## Directions for this task
Work through the records that follow and return each line containing the word "username".

## Data records
____________
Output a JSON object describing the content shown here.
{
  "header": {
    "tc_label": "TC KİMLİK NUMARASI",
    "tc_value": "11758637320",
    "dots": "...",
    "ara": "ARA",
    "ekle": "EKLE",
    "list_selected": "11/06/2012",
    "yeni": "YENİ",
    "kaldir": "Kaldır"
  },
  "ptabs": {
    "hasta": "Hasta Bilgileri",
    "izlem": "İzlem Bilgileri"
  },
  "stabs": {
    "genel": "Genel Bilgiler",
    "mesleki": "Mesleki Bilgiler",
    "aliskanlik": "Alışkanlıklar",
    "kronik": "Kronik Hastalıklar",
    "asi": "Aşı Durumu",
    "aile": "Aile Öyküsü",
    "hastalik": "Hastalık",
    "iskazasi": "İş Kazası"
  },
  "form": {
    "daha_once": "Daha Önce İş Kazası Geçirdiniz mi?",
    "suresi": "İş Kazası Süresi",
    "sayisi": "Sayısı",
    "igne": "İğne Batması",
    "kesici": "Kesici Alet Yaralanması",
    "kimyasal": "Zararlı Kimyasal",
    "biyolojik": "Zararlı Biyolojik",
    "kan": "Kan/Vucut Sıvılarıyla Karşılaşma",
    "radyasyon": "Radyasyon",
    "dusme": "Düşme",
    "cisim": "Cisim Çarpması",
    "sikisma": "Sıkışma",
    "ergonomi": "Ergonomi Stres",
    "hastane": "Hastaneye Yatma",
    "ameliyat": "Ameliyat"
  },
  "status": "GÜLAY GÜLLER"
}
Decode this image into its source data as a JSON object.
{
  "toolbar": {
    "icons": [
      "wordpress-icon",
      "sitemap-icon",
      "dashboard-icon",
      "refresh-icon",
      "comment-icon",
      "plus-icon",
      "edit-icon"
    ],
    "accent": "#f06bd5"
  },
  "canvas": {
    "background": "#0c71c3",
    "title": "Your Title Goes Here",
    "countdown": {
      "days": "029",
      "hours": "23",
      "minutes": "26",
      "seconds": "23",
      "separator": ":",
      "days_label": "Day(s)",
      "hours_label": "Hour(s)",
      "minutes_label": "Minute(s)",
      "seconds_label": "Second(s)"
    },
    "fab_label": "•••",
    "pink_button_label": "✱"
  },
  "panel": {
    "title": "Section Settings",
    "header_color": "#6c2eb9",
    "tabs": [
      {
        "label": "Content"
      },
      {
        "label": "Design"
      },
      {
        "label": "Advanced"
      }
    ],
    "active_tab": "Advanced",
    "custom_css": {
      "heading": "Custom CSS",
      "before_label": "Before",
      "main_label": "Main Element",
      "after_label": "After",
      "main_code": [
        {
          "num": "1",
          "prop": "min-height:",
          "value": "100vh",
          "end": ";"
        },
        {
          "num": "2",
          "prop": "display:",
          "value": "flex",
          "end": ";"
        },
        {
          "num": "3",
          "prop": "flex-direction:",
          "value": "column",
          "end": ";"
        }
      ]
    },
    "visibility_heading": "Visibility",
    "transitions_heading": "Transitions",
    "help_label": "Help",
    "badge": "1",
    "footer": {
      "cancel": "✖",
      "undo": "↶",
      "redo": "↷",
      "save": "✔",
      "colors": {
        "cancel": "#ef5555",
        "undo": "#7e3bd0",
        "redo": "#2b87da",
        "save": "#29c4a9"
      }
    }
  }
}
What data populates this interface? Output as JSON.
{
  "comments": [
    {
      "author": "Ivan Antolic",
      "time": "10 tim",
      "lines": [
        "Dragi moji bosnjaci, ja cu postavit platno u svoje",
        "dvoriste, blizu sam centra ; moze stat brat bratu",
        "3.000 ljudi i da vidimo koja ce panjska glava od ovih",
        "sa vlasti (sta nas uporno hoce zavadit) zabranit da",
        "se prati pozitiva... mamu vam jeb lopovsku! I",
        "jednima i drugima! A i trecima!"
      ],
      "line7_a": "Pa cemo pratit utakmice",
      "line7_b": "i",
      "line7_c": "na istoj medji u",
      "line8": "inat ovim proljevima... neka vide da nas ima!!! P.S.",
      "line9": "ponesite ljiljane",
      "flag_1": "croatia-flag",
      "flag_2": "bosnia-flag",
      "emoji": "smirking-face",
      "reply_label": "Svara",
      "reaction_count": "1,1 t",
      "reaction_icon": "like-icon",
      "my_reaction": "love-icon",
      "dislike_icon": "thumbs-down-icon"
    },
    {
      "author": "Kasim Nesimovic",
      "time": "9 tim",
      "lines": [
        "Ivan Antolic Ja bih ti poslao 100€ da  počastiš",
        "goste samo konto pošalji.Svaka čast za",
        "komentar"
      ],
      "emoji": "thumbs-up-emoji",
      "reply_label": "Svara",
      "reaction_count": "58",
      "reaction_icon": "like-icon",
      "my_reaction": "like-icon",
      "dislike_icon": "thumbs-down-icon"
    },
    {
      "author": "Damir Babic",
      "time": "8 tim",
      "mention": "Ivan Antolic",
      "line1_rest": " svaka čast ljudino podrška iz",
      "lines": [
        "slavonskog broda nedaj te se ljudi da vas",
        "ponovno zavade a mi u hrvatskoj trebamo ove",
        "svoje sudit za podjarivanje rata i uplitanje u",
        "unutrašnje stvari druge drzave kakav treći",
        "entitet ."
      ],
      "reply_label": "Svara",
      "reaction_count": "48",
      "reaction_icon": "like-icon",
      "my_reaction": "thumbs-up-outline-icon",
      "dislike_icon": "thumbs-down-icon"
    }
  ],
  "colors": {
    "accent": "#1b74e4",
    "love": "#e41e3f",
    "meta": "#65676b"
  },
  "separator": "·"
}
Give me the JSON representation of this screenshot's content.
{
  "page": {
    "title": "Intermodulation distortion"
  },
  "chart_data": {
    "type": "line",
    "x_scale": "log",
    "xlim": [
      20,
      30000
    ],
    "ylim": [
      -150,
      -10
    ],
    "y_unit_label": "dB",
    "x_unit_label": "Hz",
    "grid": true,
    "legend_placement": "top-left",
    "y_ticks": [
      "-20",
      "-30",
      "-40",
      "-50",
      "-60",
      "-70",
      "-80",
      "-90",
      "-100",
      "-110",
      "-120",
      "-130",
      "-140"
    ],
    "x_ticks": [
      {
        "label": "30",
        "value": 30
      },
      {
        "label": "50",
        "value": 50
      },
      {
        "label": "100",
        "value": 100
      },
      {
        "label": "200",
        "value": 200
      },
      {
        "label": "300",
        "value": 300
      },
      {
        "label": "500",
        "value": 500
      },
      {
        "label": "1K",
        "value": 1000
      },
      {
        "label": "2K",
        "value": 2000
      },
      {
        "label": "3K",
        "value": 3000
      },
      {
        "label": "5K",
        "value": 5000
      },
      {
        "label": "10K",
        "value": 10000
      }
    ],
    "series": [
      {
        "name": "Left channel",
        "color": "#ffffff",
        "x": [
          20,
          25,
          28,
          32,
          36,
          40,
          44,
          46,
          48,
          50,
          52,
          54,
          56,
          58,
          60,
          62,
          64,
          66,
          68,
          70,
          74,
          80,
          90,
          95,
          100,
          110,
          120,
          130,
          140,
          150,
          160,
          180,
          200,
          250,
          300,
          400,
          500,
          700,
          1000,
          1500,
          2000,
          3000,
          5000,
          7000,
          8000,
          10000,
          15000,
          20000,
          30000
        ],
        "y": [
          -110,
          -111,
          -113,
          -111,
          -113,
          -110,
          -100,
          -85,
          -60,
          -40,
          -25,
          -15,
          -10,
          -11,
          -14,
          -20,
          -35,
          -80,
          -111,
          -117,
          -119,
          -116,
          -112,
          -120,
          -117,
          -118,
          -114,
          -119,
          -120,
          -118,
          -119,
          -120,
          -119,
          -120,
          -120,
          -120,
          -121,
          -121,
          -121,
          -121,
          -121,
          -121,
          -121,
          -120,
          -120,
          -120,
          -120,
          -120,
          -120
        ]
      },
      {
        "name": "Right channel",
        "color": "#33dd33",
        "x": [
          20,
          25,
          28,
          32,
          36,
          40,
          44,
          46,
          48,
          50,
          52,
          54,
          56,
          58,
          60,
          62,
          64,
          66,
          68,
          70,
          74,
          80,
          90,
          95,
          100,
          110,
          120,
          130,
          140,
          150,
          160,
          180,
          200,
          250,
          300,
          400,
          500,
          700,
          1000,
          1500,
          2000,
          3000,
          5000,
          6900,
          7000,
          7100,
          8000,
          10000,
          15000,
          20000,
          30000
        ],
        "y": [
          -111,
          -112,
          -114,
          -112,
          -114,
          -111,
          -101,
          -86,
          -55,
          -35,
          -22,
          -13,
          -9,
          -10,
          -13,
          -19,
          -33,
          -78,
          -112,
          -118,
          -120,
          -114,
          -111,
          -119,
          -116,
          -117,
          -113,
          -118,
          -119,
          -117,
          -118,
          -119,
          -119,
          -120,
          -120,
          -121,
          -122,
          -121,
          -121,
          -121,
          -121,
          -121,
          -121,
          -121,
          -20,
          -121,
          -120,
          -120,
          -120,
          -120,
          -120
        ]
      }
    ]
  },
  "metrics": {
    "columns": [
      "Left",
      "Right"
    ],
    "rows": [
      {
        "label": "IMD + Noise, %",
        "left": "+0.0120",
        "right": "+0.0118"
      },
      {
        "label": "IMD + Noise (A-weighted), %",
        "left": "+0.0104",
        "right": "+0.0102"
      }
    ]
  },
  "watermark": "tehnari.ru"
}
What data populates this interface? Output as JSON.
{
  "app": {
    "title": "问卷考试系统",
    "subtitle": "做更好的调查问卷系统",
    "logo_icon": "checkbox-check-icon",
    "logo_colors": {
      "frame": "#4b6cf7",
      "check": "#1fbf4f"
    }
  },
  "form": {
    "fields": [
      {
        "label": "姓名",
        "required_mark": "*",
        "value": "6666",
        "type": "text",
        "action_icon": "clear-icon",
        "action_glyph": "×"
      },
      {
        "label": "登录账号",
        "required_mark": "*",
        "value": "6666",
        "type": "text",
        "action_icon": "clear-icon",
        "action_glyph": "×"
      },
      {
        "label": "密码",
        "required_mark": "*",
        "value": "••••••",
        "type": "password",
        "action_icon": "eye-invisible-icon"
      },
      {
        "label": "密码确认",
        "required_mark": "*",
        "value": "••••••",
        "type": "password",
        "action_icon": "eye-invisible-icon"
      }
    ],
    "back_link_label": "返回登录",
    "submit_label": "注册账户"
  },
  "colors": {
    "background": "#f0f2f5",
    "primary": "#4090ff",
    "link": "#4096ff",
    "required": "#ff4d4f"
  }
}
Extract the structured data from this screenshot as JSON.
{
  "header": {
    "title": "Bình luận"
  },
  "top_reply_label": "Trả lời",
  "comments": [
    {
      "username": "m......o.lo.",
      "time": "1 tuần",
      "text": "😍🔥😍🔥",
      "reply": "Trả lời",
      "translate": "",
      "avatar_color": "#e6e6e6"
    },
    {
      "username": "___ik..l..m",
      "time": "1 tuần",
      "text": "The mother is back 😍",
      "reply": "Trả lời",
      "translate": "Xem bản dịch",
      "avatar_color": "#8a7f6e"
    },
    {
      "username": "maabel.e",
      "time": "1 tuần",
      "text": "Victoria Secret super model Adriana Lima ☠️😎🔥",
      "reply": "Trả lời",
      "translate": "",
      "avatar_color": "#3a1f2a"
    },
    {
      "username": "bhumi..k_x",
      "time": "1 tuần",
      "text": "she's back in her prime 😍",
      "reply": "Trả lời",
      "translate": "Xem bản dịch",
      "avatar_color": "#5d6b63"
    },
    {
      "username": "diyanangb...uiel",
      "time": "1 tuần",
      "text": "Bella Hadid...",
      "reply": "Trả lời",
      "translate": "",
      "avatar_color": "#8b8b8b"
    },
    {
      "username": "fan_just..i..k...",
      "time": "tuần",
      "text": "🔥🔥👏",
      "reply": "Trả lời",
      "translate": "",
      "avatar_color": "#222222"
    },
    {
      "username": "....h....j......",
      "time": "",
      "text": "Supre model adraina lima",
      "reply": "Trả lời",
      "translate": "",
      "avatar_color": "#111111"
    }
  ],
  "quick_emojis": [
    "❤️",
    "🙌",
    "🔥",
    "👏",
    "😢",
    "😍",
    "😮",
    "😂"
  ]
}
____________
## Expected answer
      "username": "m......o.lo.",
      "username": "___ik..l..m",
      "username": "maabel.e",
      "username": "bhumi..k_x",
      "username": "diyanangb...uiel",
      "username": "fan_just..i..k...",
      "username": "....h....j......",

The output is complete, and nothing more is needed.